__Required action__: Copy every record exactly.

__Source records__:
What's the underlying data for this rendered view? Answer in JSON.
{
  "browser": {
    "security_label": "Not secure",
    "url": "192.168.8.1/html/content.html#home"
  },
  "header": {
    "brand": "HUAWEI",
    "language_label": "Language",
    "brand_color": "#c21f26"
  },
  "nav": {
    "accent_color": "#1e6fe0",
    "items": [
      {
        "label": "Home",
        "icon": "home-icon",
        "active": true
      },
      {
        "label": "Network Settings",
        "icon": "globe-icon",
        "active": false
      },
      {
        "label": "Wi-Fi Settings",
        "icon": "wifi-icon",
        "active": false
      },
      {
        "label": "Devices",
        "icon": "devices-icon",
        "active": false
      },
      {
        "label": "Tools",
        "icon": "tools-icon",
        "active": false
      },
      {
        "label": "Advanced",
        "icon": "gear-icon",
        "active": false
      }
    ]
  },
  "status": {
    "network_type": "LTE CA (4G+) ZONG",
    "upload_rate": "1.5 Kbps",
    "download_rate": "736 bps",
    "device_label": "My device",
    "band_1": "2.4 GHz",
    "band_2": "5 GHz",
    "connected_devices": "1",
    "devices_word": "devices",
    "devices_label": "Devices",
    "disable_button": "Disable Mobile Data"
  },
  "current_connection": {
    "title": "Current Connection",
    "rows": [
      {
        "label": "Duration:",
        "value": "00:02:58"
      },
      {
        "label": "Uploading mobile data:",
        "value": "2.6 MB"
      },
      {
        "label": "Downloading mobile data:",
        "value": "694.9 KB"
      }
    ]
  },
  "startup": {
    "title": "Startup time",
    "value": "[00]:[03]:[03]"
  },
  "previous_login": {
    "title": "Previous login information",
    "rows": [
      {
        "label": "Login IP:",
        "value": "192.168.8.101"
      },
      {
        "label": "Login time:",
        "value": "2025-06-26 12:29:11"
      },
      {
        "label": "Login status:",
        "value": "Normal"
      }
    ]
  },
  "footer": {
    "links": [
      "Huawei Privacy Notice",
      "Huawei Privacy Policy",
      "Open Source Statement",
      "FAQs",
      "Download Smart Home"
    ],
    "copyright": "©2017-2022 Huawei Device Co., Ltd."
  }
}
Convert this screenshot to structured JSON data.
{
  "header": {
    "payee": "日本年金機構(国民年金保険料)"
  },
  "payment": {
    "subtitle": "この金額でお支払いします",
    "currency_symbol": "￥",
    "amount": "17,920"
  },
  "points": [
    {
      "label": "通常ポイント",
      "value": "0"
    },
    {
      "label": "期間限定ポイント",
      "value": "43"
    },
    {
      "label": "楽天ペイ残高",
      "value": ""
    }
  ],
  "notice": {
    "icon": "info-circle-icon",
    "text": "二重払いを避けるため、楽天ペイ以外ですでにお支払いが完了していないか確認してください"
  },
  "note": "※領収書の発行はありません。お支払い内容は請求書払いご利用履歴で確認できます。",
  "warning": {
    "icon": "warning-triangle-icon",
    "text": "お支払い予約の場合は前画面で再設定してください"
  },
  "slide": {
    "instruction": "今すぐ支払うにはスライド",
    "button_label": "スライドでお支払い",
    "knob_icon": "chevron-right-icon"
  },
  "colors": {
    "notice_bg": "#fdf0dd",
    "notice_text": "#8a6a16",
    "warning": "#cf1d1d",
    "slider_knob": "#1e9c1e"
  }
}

__Task response__:
What's the underlying data for this rendered view? Answer in JSON.
{
  "browser": {
    "security_label": "Not secure",
    "url": "192.168.8.1/html/content.html#home"
  },
  "header": {
    "brand": "HUAWEI",
    "language_label": "Language",
    "brand_color": "#c21f26"
  },
  "nav": {
    "accent_color": "#1e6fe0",
    "items": [
      {
        "label": "Home",
        "icon": "home-icon",
        "active": true
      },
      {
        "label": "Network Settings",
        "icon": "globe-icon",
        "active": false
      },
      {
        "label": "Wi-Fi Settings",
        "icon": "wifi-icon",
        "active": false
      },
      {
        "label": "Devices",
        "icon": "devices-icon",
        "active": false
      },
      {
        "label": "Tools",
        "icon": "tools-icon",
        "active": false
      },
      {
        "label": "Advanced",
        "icon": "gear-icon",
        "active": false
      }
    ]
  },
  "status": {
    "network_type": "LTE CA (4G+) ZONG",
    "upload_rate": "1.5 Kbps",
    "download_rate": "736 bps",
    "device_label": "My device",
    "band_1": "2.4 GHz",
    "band_2": "5 GHz",
    "connected_devices": "1",
    "devices_word": "devices",
    "devices_label": "Devices",
    "disable_button": "Disable Mobile Data"
  },
  "current_connection": {
    "title": "Current Connection",
    "rows": [
      {
        "label": "Duration:",
        "value": "00:02:58"
      },
      {
        "label": "Uploading mobile data:",
        "value": "2.6 MB"
      },
      {
        "label": "Downloading mobile data:",
        "value": "694.9 KB"
      }
    ]
  },
  "startup": {
    "title": "Startup time",
    "value": "[00]:[03]:[03]"
  },
  "previous_login": {
    "title": "Previous login information",
    "rows": [
      {
        "label": "Login IP:",
        "value": "192.168.8.101"
      },
      {
        "label": "Login time:",
        "value": "2025-06-26 12:29:11"
      },
      {
        "label": "Login status:",
        "value": "Normal"
      }
    ]
  },
  "footer": {
    "links": [
      "Huawei Privacy Notice",
      "Huawei Privacy Policy",
      "Open Source Statement",
      "FAQs",
      "Download Smart Home"
    ],
    "copyright": "©2017-2022 Huawei Device Co., Ltd."
  }
}
Convert this screenshot to structured JSON data.
{
  "header": {
    "payee": "日本年金機構(国民年金保険料)"
  },
  "payment": {
    "subtitle": "この金額でお支払いします",
    "currency_symbol": "￥",
    "amount": "17,920"
  },
  "points": [
    {
      "label": "通常ポイント",
      "value": "0"
    },
    {
      "label": "期間限定ポイント",
      "value": "43"
    },
    {
      "label": "楽天ペイ残高",
      "value": ""
    }
  ],
  "notice": {
    "icon": "info-circle-icon",
    "text": "二重払いを避けるため、楽天ペイ以外ですでにお支払いが完了していないか確認してください"
  },
  "note": "※領収書の発行はありません。お支払い内容は請求書払いご利用履歴で確認できます。",
  "warning": {
    "icon": "warning-triangle-icon",
    "text": "お支払い予約の場合は前画面で再設定してください"
  },
  "slide": {
    "instruction": "今すぐ支払うにはスライド",
    "button_label": "スライドでお支払い",
    "knob_icon": "chevron-right-icon"
  },
  "colors": {
    "notice_bg": "#fdf0dd",
    "notice_text": "#8a6a16",
    "warning": "#cf1d1d",
    "slider_knob": "#1e9c1e"
  }
}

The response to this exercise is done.